- Both resist pressures from advertisers, donors, or any other special interests to influence coverage;
- Is the petitioner or its employing organization engaged in any lobbying, paid advocacy, advertising, publicity or promotion work for any individual, political party, corporation or organization?
The brief asserts that the Governor’s office concluded that the MacIver News Service does not meet these criteria.
“The MacIver Institute is not principally a news organization. On its website, it characterizes itself as ‘a Wisconsin-based think tank that promotes free markets, individual freedom, personal responsibility and limited government,’” the brief reads. “The organization’s ‘news’ branch makes no effort to distinguish itself from the overall organization mission.”
In response to these claims, Suhr told the Tracker that the MacIver Institute is a 501(c)3 and therefore legally barred from engaging in political activity, and the Institute is not registered as a political lobbyist. Suhr asserted that news with a perspective has become commonplace in the new media environment, and doesn’t inherently delegitimize the reporting such outlets produce.

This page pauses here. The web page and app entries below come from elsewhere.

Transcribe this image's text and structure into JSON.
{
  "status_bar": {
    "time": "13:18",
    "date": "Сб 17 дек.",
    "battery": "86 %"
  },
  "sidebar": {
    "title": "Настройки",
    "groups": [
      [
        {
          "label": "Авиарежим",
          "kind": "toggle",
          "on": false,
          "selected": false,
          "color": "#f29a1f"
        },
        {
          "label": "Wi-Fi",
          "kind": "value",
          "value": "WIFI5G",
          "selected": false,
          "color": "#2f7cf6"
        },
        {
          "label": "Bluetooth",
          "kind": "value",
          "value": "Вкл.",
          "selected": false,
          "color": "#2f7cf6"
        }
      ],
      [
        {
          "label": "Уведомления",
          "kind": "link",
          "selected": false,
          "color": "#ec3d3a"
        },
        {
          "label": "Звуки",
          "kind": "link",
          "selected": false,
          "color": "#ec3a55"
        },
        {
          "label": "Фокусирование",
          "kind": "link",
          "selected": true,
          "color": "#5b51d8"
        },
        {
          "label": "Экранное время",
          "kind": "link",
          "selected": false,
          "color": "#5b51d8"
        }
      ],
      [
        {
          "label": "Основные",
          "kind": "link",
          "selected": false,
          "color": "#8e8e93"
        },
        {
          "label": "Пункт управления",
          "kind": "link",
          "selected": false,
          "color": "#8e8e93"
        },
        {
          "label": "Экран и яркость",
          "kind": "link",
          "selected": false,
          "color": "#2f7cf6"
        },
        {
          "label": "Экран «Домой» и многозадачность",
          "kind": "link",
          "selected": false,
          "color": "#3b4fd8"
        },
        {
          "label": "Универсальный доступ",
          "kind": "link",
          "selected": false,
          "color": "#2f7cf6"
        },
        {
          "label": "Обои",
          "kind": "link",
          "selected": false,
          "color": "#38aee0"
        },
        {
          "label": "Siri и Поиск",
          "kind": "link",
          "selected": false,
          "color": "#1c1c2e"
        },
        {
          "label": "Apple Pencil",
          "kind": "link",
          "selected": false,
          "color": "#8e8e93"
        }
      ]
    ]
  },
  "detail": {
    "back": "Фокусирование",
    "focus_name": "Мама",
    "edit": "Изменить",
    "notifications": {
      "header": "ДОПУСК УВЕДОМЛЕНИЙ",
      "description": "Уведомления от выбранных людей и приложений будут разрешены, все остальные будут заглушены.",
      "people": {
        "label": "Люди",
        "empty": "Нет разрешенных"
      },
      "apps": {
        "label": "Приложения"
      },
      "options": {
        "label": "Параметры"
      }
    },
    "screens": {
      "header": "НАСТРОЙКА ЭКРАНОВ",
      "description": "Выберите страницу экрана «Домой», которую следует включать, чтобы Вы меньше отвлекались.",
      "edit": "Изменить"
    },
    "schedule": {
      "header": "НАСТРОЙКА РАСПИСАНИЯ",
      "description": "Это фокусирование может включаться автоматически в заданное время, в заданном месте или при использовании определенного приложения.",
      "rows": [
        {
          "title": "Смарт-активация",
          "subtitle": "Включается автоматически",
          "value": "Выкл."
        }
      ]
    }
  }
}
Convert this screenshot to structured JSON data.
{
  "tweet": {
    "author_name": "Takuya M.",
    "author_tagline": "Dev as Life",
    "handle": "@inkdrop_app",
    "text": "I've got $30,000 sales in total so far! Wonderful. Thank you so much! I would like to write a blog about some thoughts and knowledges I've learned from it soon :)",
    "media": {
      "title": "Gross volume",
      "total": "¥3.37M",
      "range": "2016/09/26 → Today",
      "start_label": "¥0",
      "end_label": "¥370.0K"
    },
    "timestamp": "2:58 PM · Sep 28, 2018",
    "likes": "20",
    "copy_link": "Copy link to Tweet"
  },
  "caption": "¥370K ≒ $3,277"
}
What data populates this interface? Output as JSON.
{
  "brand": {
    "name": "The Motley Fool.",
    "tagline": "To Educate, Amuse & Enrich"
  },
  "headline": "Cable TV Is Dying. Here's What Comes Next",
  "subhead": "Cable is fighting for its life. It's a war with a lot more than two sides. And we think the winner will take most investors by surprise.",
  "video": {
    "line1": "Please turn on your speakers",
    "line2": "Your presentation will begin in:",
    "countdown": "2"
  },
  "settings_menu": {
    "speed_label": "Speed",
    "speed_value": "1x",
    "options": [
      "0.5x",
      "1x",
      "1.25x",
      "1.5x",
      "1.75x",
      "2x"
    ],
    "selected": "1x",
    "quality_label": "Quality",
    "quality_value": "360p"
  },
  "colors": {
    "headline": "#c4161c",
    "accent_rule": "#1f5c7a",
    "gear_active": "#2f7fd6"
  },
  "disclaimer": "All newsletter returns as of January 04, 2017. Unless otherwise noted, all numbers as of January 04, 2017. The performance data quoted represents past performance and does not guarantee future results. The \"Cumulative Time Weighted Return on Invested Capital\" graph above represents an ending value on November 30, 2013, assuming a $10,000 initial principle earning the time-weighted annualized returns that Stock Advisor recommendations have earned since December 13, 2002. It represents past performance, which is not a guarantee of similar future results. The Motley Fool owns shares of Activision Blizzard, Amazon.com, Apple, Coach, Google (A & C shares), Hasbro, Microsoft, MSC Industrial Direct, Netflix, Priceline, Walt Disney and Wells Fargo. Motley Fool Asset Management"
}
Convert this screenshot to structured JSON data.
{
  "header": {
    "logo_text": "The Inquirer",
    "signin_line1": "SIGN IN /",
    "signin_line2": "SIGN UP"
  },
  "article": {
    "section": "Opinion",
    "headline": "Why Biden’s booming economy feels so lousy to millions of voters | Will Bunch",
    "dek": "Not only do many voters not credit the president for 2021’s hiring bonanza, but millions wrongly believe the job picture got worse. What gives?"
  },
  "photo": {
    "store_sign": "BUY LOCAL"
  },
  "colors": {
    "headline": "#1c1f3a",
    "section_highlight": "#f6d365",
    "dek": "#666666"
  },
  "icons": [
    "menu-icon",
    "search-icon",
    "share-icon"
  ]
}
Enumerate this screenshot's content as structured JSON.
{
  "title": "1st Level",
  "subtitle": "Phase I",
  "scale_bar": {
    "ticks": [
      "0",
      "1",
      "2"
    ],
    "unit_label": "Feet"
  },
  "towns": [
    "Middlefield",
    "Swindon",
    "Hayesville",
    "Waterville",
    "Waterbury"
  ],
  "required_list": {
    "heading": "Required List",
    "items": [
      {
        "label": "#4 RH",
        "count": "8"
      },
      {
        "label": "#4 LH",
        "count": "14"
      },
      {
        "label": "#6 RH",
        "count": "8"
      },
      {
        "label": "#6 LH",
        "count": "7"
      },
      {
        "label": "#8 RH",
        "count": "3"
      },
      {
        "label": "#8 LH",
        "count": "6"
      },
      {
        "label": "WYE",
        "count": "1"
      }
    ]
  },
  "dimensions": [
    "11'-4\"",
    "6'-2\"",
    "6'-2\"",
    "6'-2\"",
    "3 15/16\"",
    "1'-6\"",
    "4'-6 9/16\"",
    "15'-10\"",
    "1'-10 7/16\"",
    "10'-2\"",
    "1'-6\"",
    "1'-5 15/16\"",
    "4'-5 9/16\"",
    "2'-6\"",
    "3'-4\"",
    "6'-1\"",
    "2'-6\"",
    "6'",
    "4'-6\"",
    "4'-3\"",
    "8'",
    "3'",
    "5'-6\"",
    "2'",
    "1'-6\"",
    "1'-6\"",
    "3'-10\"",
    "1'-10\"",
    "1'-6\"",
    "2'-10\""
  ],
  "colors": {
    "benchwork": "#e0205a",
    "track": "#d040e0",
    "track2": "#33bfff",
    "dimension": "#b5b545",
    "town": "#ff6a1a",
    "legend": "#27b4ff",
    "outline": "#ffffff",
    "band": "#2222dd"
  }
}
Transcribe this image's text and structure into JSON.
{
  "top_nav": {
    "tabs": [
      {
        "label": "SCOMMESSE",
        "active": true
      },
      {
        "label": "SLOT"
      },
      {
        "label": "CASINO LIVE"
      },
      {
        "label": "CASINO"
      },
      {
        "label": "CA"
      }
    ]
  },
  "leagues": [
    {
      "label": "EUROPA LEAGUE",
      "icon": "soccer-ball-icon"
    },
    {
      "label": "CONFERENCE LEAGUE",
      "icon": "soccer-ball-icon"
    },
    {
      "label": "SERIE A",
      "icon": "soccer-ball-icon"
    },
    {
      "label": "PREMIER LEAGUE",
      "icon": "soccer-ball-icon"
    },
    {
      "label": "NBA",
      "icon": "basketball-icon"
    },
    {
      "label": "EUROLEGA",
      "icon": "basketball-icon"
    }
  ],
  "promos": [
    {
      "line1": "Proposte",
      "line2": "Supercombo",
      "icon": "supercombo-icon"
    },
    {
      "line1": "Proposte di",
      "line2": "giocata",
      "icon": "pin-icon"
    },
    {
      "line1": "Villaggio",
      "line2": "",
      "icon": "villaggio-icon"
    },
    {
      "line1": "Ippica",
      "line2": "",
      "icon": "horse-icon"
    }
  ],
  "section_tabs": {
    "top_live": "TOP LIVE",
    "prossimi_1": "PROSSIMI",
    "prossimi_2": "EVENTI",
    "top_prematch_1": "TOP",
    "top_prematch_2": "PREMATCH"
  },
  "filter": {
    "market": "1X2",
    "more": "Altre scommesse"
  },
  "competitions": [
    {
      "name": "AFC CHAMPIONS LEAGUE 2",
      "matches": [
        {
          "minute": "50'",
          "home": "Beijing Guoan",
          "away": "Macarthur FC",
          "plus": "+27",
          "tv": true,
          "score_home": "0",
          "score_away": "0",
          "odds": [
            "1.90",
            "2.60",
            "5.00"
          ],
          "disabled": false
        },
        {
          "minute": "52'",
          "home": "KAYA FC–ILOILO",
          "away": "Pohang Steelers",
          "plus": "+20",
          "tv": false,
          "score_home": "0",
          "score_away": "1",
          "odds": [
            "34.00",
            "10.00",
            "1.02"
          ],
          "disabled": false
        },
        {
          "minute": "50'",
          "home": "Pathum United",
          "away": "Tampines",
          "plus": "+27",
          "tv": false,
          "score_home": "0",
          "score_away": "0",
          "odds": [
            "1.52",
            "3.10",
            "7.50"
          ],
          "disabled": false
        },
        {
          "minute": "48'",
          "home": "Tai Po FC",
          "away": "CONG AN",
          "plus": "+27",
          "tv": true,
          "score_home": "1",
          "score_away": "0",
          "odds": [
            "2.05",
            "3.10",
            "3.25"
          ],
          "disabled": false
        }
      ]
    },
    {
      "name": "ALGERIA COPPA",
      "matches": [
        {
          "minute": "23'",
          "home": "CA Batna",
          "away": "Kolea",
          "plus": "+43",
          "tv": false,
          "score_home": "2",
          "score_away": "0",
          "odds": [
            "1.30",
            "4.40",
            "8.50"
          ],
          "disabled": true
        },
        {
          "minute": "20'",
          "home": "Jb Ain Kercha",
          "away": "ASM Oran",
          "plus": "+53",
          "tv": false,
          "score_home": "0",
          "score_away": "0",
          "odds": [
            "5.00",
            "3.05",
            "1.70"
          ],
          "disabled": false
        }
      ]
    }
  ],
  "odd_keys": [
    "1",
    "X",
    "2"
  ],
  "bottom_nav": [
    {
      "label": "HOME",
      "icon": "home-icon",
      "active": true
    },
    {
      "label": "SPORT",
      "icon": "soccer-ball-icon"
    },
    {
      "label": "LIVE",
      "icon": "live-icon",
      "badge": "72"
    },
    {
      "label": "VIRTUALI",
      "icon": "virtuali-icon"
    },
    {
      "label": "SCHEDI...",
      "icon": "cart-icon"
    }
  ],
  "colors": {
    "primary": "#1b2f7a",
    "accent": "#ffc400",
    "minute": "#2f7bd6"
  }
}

“When government sets up criteria for media, it’s easy to default to this old-school, traditional criteria, to impose requirements like ‘broadcast to a certain number of households,’ or to require that you be a print news outlet,” Shur said, referencing the case of Sam Toll in Nevada. “To some extent what the governor’s office has done here is they defaulted to criteria that were designed for an old media age, and I think they did that to justify their decision after the fact to exclude my client.”
According to the complaint, if the governor’s office had adopted the criteria set by the state legislature, MacIver’s journalists would have qualified as they are already credentialed for the Capitol press corps.
“The new neutral criteria are no salvation: they were not developed openly, are not applied equally, do not permit an opportunity for journalists to show their bona fides, exclude legitimate news outlets besides MacIver, and violate the Constitution,” the complaint states.
The Governor’s office did not respond to the Tracker’s calls or emailed requests for comment.
First Amendment experts told the AP that MacIver appears to have a strong case, drawing a parallel between MacIver’s exclusion and President Donald Trump’s attempt to bar CNN reporter Jim Acosta. Neither the attempt to ban Acosta in 2018 nor the White House’s attempt to suspend correspondentBrian Karem in 2019 were upheld.
Robert Dreschel, a media law expert and journalism professor at UW-Madison, said it appears Evers’ office had no standards or guidance in place when MacIver was denied access. “That’s very troublesome,” Dreschel said.
Shur told the Tracker that he and his clients are still awaiting a ruling on their motion for a preliminary injunction, and that a tentative trial date has been set for early 2021.
“This case isn’t just important to MacIver, it’s not just important to journalists: it’s important to all of us in America because we all have a stake in a healthy First Amendment and we all have an interest in ensuring an active, vigilant press corps that insists on the transparency and accountability we need from our government to make sure that our democracy functions.